- _EXERCISE INPUTS_:
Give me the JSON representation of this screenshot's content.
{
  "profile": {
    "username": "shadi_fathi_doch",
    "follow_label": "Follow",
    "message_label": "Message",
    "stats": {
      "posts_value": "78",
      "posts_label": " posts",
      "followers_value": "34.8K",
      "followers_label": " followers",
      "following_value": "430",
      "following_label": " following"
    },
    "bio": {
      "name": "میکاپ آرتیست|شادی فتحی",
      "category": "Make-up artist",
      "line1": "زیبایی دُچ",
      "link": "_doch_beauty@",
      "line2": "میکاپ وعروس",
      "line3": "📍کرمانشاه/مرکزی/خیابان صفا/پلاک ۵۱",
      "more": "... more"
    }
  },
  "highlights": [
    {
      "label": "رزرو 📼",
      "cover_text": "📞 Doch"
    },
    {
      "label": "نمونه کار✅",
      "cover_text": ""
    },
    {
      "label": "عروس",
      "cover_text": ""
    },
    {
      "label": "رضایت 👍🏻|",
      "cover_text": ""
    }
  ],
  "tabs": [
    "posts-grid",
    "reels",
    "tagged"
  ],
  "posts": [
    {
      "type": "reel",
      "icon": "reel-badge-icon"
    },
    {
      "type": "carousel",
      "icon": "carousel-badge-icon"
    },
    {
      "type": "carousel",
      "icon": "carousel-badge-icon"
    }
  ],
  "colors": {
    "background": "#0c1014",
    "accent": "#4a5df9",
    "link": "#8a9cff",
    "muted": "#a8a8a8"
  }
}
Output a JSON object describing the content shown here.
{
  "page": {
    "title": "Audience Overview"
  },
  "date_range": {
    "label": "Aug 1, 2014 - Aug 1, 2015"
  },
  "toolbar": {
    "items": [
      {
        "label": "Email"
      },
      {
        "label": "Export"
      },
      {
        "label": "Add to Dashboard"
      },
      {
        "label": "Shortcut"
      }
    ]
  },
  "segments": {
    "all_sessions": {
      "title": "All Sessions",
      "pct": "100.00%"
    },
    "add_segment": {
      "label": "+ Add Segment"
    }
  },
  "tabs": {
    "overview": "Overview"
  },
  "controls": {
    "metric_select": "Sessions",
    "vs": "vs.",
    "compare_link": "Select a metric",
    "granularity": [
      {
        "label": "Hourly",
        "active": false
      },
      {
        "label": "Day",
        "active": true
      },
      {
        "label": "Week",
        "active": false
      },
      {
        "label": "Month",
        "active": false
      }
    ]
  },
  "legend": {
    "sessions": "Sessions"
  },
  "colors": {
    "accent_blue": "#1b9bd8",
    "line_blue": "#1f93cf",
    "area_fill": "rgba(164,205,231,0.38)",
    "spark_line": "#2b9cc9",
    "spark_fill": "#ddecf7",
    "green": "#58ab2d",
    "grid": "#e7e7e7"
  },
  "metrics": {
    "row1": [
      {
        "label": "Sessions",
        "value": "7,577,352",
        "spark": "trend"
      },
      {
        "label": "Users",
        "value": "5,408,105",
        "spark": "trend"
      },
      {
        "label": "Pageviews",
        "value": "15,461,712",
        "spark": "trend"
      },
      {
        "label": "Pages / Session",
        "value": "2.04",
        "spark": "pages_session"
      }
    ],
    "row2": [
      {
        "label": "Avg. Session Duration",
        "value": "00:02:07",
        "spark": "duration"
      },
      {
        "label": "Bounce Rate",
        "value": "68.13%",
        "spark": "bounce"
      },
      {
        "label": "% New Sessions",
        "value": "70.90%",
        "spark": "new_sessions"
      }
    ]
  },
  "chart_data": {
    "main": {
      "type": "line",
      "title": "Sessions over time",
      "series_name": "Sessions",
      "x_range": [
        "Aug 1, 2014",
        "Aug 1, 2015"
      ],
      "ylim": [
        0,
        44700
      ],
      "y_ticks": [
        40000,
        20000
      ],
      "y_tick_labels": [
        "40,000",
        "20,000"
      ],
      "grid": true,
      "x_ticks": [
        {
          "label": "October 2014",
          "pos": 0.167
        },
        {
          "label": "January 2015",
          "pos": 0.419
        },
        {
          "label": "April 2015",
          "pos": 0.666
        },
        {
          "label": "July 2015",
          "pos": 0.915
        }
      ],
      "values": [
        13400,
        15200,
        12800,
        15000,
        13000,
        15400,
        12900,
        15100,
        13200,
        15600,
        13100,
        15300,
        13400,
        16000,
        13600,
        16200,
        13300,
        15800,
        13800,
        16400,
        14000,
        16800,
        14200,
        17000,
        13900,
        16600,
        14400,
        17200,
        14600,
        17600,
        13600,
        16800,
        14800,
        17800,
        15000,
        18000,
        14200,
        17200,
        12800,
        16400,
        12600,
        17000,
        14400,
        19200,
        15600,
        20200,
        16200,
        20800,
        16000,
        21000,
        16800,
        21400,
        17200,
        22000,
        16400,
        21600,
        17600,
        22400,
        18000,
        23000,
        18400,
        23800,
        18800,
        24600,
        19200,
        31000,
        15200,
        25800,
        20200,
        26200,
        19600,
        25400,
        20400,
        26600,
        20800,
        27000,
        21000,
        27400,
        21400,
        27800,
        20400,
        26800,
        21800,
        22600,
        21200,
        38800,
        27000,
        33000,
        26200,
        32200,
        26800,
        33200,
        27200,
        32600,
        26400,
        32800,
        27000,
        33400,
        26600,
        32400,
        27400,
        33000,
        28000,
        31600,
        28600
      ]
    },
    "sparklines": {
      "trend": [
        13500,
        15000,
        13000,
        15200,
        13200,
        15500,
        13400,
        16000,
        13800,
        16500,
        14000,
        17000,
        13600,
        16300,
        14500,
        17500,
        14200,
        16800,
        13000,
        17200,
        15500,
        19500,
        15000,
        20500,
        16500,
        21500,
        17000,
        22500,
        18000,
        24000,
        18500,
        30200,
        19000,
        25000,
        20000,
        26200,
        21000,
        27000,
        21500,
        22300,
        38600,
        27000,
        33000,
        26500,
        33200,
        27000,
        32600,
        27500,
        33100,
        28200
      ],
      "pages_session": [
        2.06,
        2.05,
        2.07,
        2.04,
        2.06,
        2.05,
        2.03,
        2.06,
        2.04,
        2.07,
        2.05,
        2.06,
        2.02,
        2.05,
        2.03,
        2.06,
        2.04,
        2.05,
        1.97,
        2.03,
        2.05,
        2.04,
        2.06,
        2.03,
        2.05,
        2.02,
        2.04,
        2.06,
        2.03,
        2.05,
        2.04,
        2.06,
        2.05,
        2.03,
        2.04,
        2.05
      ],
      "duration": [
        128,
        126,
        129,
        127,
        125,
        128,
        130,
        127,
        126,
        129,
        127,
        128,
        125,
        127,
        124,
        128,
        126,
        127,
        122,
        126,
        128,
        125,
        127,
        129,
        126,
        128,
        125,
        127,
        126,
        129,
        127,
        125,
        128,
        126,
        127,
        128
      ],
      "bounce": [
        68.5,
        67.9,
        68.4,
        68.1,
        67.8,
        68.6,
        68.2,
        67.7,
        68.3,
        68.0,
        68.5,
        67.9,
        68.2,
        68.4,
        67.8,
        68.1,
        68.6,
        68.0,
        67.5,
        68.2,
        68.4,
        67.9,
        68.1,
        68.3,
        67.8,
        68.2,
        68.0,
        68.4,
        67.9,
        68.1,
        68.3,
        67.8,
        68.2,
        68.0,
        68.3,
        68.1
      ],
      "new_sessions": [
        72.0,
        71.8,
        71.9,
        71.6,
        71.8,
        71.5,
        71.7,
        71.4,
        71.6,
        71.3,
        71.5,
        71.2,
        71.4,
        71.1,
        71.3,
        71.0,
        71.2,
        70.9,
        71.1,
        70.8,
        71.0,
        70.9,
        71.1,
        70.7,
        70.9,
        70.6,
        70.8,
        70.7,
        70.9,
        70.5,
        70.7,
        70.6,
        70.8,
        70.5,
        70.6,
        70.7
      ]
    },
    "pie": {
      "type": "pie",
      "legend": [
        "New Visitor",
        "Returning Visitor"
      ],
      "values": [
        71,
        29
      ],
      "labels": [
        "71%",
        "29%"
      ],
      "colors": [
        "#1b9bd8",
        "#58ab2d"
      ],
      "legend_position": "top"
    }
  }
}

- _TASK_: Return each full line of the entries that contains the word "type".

- _EXPECTED ANSWER_:
      "type": "reel",
      "type": "carousel",
      "type": "carousel",
      "type": "line",
      "type": "pie",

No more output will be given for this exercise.